* THE TASK
All of the data goes into your copy exactly as written. Images do not.

==================================================

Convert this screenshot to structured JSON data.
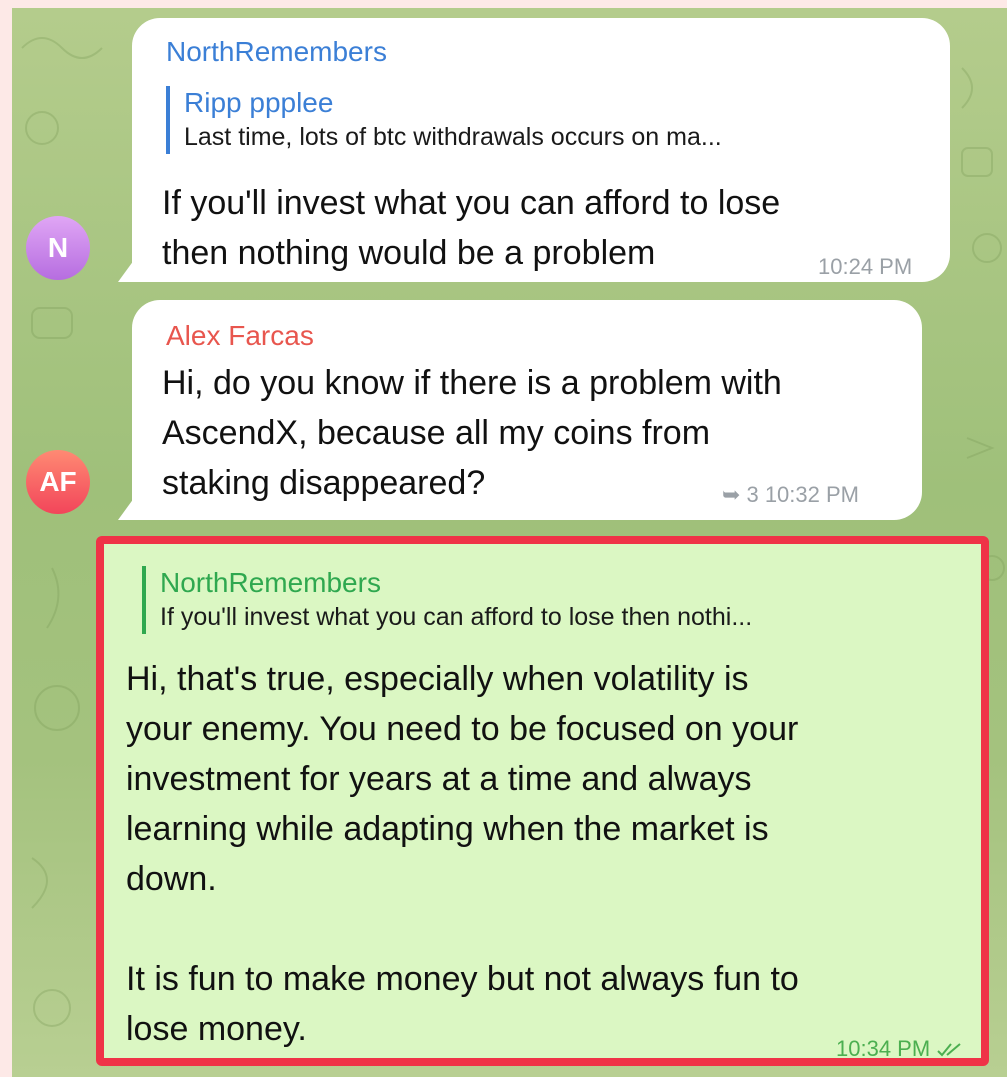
{
  "messages": [
    {
      "avatar_initials": "N",
      "sender": "NorthRemembers",
      "sender_color": "#3b7fd6",
      "reply_to": {
        "name": "Ripp ppplee",
        "text": "Last time, lots of btc withdrawals occurs on ma..."
      },
      "text_lines": [
        "If you'll invest what you can afford to lose",
        "then nothing would be a problem"
      ],
      "time": "10:24 PM"
    },
    {
      "avatar_initials": "AF",
      "sender": "Alex Farcas",
      "sender_color": "#e8564e",
      "text_lines": [
        "Hi, do you know if there is a problem with",
        "AscendX, because all my coins from",
        "staking disappeared?"
      ],
      "reply_count": "3",
      "time": "10:32 PM"
    },
    {
      "outgoing": true,
      "reply_to": {
        "name": "NorthRemembers",
        "text": "If you'll invest what you can afford to lose then nothi..."
      },
      "text_lines": [
        "Hi, that's true, especially when volatility is",
        "your enemy. You need to be focused on your",
        "investment for years at a time and always",
        "learning while adapting when the market is",
        "down.",
        "",
        "It is fun to make money but not always fun to",
        "lose money."
      ],
      "time": "10:34 PM",
      "status_icon": "double-check-icon",
      "highlight_color": "#ef3347"
    }
  ]
}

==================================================

* OUTPUT OF THE TASK
Convert this screenshot to structured JSON data.
{
  "messages": [
    {
      "avatar_initials": "N",
      "sender": "NorthRemembers",
      "sender_color": "#3b7fd6",
      "reply_to": {
        "name": "Ripp ppplee",
        "text": "Last time, lots of btc withdrawals occurs on ma..."
      },
      "text_lines": [
        "If you'll invest what you can afford to lose",
        "then nothing would be a problem"
      ],
      "time": "10:24 PM"
    },
    {
      "avatar_initials": "AF",
      "sender": "Alex Farcas",
      "sender_color": "#e8564e",
      "text_lines": [
        "Hi, do you know if there is a problem with",
        "AscendX, because all my coins from",
        "staking disappeared?"
      ],
      "reply_count": "3",
      "time": "10:32 PM"
    },
    {
      "outgoing": true,
      "reply_to": {
        "name": "NorthRemembers",
        "text": "If you'll invest what you can afford to lose then nothi..."
      },
      "text_lines": [
        "Hi, that's true, especially when volatility is",
        "your enemy. You need to be focused on your",
        "investment for years at a time and always",
        "learning while adapting when the market is",
        "down.",
        "",
        "It is fun to make money but not always fun to",
        "lose money."
      ],
      "time": "10:34 PM",
      "status_icon": "double-check-icon",
      "highlight_color": "#ef3347"
    }
  ]
}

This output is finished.